Read through the lines below and copy the ones holding the string "Insert".

[Stored items from a collection]
--- START ---

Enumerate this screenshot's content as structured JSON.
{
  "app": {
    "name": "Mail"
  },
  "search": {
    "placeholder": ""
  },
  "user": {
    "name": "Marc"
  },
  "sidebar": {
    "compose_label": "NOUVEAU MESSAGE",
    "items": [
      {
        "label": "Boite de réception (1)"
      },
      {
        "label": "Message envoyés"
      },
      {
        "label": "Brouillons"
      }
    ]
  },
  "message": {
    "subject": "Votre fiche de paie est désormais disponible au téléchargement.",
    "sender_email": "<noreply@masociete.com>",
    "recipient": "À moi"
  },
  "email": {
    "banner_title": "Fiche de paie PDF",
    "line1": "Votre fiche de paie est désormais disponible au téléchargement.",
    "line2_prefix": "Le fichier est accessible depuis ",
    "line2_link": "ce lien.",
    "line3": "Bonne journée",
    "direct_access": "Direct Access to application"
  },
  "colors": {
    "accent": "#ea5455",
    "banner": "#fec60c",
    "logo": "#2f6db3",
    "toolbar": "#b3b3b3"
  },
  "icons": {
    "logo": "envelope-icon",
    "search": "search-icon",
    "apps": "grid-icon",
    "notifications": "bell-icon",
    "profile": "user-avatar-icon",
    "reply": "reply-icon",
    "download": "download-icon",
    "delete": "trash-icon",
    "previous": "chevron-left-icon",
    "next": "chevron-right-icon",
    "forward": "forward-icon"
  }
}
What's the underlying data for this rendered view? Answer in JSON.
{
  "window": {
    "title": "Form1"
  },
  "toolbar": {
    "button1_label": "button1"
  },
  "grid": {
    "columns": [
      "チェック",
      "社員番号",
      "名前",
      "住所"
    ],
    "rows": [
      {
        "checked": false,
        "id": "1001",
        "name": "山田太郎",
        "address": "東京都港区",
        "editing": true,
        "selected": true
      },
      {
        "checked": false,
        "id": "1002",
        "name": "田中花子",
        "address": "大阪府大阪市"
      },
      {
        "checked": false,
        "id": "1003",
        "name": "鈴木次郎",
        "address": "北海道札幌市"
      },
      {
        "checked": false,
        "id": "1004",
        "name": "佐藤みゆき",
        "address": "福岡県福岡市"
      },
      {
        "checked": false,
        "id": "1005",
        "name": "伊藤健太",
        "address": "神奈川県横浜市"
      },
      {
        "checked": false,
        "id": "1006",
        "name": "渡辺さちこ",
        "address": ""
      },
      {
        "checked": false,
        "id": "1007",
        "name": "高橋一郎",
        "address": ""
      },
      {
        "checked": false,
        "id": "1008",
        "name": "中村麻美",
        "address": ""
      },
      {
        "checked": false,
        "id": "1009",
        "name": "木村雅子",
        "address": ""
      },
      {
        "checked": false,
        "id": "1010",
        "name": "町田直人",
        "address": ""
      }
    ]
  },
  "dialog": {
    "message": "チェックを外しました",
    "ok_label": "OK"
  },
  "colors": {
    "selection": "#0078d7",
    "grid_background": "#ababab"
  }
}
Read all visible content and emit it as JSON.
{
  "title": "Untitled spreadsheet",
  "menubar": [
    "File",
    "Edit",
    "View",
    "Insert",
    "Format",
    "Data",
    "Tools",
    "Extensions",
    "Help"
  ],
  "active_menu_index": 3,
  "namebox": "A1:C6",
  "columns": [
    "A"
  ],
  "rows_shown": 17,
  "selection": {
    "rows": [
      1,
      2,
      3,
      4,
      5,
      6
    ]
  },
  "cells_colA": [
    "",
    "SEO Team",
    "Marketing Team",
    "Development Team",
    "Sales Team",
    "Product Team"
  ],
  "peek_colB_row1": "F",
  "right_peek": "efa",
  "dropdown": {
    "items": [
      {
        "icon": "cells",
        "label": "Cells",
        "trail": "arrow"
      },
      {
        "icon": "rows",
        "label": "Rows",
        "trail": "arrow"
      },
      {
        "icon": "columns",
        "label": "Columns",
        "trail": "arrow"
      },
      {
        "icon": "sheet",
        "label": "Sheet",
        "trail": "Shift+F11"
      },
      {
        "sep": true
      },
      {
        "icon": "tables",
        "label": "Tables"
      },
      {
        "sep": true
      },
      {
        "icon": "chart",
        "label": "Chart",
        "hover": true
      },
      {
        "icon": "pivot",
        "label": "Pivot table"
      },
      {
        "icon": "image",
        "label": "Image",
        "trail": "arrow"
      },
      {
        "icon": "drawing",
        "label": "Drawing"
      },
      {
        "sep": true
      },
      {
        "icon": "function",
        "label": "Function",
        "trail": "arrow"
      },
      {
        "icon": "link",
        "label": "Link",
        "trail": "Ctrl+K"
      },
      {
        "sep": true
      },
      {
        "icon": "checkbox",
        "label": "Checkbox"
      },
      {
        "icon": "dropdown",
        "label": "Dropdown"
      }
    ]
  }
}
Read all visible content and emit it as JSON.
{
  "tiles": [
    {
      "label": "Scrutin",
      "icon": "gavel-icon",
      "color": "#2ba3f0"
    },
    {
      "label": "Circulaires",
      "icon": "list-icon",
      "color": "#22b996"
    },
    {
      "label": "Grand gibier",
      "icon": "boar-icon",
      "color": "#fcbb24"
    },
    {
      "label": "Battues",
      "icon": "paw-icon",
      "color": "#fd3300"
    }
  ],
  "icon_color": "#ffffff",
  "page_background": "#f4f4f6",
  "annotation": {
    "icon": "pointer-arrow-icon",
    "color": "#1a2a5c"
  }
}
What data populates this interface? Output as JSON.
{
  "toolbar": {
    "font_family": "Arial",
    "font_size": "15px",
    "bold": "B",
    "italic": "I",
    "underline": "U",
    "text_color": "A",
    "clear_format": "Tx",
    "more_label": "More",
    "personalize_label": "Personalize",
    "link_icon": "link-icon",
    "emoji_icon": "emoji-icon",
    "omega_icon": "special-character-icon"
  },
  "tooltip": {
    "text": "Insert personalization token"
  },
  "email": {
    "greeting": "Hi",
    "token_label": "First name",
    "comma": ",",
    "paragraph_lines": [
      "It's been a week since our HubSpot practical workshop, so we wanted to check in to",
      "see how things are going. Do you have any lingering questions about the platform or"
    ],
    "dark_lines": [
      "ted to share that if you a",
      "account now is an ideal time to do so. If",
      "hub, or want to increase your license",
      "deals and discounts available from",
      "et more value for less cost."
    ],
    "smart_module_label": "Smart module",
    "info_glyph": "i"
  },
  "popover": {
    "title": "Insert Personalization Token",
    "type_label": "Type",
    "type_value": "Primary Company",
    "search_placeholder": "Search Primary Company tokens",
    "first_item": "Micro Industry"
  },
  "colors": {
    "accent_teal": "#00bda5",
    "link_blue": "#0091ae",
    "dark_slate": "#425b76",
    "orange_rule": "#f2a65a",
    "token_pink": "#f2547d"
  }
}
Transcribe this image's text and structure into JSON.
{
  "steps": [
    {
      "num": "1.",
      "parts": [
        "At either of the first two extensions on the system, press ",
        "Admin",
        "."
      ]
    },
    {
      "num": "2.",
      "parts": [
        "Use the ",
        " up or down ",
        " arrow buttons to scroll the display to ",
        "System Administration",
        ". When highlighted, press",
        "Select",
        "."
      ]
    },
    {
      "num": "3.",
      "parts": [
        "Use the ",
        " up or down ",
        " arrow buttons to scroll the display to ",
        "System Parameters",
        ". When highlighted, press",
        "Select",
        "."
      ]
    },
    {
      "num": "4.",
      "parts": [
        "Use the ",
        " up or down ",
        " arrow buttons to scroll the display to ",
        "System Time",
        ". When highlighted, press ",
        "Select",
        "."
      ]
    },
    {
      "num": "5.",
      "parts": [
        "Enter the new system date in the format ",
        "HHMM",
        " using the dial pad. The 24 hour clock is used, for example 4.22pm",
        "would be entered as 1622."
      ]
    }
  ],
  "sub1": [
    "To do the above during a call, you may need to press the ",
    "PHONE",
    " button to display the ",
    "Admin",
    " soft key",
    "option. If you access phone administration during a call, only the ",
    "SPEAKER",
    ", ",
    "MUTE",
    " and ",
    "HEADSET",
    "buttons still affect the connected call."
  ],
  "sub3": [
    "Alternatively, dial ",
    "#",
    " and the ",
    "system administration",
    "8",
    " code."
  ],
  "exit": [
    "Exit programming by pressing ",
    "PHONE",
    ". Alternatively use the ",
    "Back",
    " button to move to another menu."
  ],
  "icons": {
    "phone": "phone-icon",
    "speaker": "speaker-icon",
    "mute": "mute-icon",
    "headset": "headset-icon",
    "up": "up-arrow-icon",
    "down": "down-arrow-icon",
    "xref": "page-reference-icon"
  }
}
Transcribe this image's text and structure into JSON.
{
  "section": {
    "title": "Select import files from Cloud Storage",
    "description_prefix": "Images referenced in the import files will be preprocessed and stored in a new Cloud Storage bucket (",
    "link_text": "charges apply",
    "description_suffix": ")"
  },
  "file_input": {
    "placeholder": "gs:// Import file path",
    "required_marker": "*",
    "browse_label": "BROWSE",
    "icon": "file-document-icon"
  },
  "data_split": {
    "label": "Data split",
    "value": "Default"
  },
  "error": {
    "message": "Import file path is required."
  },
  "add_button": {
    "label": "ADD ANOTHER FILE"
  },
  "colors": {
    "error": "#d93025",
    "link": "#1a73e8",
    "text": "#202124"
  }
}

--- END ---

#### [Solution to this task]
    "Insert",
    "text": "Insert personalization token"
    "title": "Insert Personalization Token",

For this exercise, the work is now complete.